Nico is also an experienced community organizer who has participated in grassroots efforts for prison abolition, urban farming, and keeping casinos out of residential neighborhoods. Most recently he led a campaign that successfully changed a policy that was causing harassment of transgender riders on Philadelphia’s public transportation system.
He has authored articles such as “Lessons from the Borders: Empowering Participants with Disabilities and Transgender Participants” and “Into the Streets! Training as a Tactic” and has published poetry in a few small journals and anthologies.
Zakia is a native of Richmond, Virginia. She has been an active member of the LGBTQ community. For many years Zakia was a national performer and pageant competitor. She is a former Miss Gay Black America, Miss Black National, Miss International Supermodel, Miss Godfrey’s and Miss Virginia Capitol Pride. She has worked for Fan Free Clinic where she was instrumental in creating the Transgender Clinic as well as Richmond City Health District, where she was a Disease Intervention Specialist and also the 1st African American Transgender Women to ever work for the health district.

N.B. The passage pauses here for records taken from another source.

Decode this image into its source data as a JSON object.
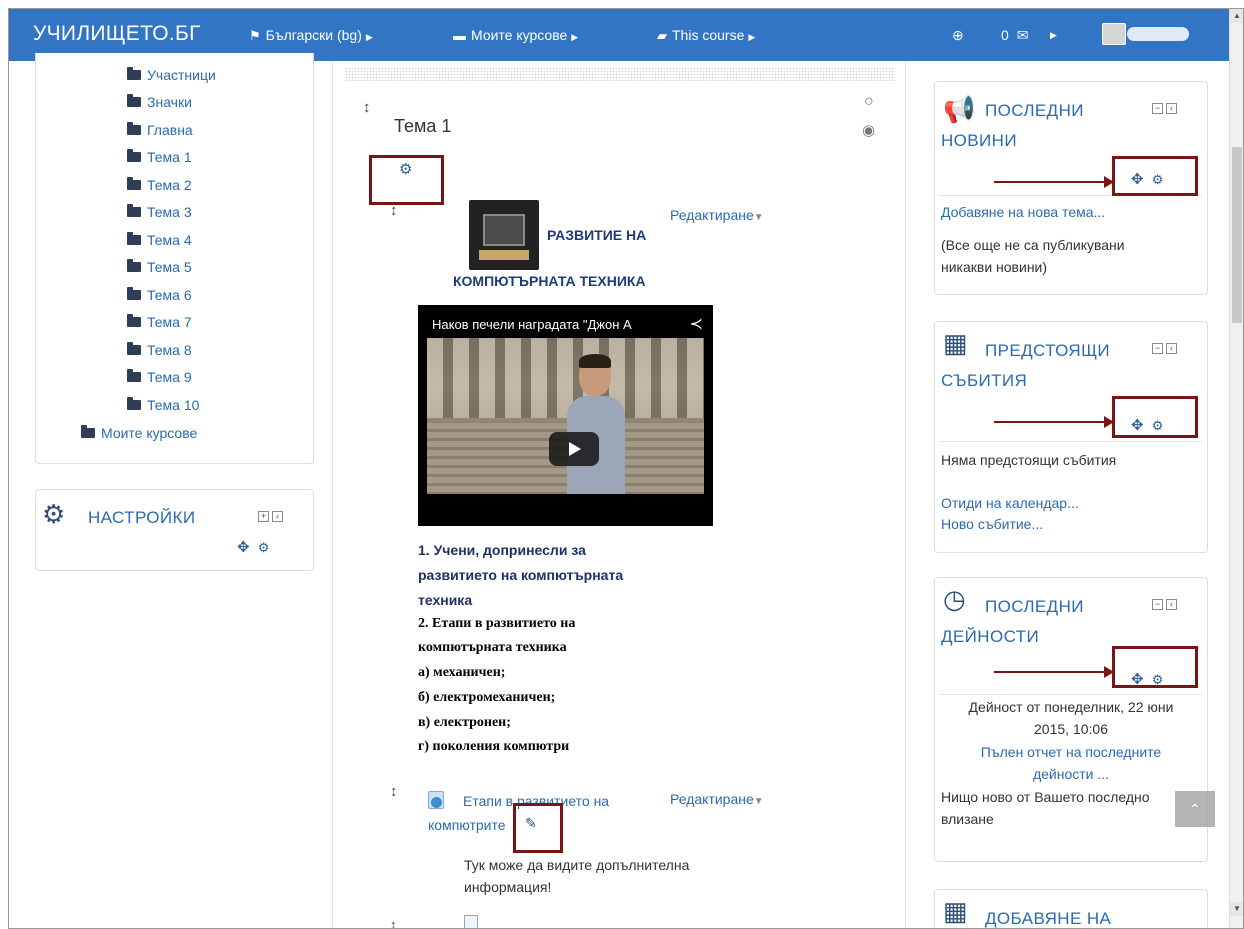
{
  "navbar": {
    "brand": "УЧИЛИЩЕТО.БГ",
    "language": "Български (bg)",
    "my_courses": "Моите курсове",
    "this_course": "This course",
    "messages_count": "0"
  },
  "nav_tree": {
    "items": [
      "Участници",
      "Значки",
      "Главна",
      "Тема 1",
      "Тема 2",
      "Тема 3",
      "Тема 4",
      "Тема 5",
      "Тема 6",
      "Тема 7",
      "Тема 8",
      "Тема 9",
      "Тема 10"
    ],
    "my_courses": "Моите курсове"
  },
  "settings_block": {
    "title": "НАСТРОЙКИ"
  },
  "main": {
    "topic_title": "Тема 1",
    "edit_label": "Редактиране",
    "resource_title_line1": "РАЗВИТИЕ НА",
    "resource_title_line2": "КОМПЮТЪРНАТА ТЕХНИКА",
    "video_title": "Наков печели наградата \"Джон А",
    "description": {
      "line1": "1. Учени, допринесли за",
      "line2": "развитието на компютърната",
      "line3": "техника",
      "line4": "2. Етапи в развитието на",
      "line5": "компютърната техника",
      "line6": "а) механичен;",
      "line7": "б) електромеханичен;",
      "line8": "в) електронен;",
      "line9": "г) поколения компютри"
    },
    "link_line1": "Етапи в развитието на",
    "link_line2": "компютрите",
    "info_line1": "Тук може да видите допълнителна",
    "info_line2": "информация!"
  },
  "news_block": {
    "title_line1": "ПОСЛЕДНИ",
    "title_line2": "НОВИНИ",
    "add_topic": "Добавяне на нова тема...",
    "empty_line1": "(Все още не са публикувани",
    "empty_line2": "никакви новини)"
  },
  "events_block": {
    "title_line1": "ПРЕДСТОЯЩИ",
    "title_line2": "СЪБИТИЯ",
    "none": "Няма предстоящи събития",
    "goto_calendar": "Отиди на календар...",
    "new_event": "Ново събитие..."
  },
  "activity_block": {
    "title_line1": "ПОСЛЕДНИ",
    "title_line2": "ДЕЙНОСТИ",
    "since_line1": "Дейност от понеделник, 22 юни",
    "since_line2": "2015, 10:06",
    "full_report_line1": "Пълен отчет на последните",
    "full_report_line2": "дейности ...",
    "nothing_line1": "Нищо ново от Вашето последно",
    "nothing_line2": "влизане"
  },
  "add_block": {
    "title": "ДОБАВЯНЕ НА"
  },
  "colors": {
    "navbar": "#3275c4",
    "link": "#2a6ab0",
    "annotation": "#7b1416"
  }
}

October of 2015 she opened the Nationz Foundation a 501C3 organization that provides advocacy for transgender individuals as well as offering HIV/STI testing, Food Pantry, Emergency Housing and other supportive services to the Greater Richmond Metropolitan Area. Recently she acquired an RV to create a mobile testing unit to offer her services in communities where transportation is a barrier to access testing or safer sex items and food.
Zakia also works for the Virginia Anti-Violence Project where she serves as the Transgender Advocate, assisting individuals who have experiences of violence. She was named a 2018 Outstanding Virginian, by Equality Virginia. Zakia was honored with a Firework Award by Virginia Pride in 2018. In her free time she enjoys time with family and friends, traveling, competing and attending pageants, cooking and spending time with her dog Japan.
Glo Ross is originally from Los Angeles, CA and currently lives in Atlanta, GA. As a full-time gender-queer lover of all animals and the earth, Glo is committed to building the world we all deserve to live in by organizing power in our communities and actively practicing compassion for all beings day to day. Currently, Glo works in the public sector as a policy analyst on environmental issues. In previous lives, Glo directed campaigns at FIERCE! to build power among LGBTQ youth of color in New York City, has helped lead anti-police brutality organizing in Atlanta, and has facilitated numerous youth organizing trainings for college students across the country. In the past eight years, Glo has also supported community-based organizing strategy through technical assistance and issue research. When not facilitating or conducting research, you can find Glo hiking with their pups (two lovable rescued pit bulls), trying out a new vegan recipe, or road-tripping to the beach.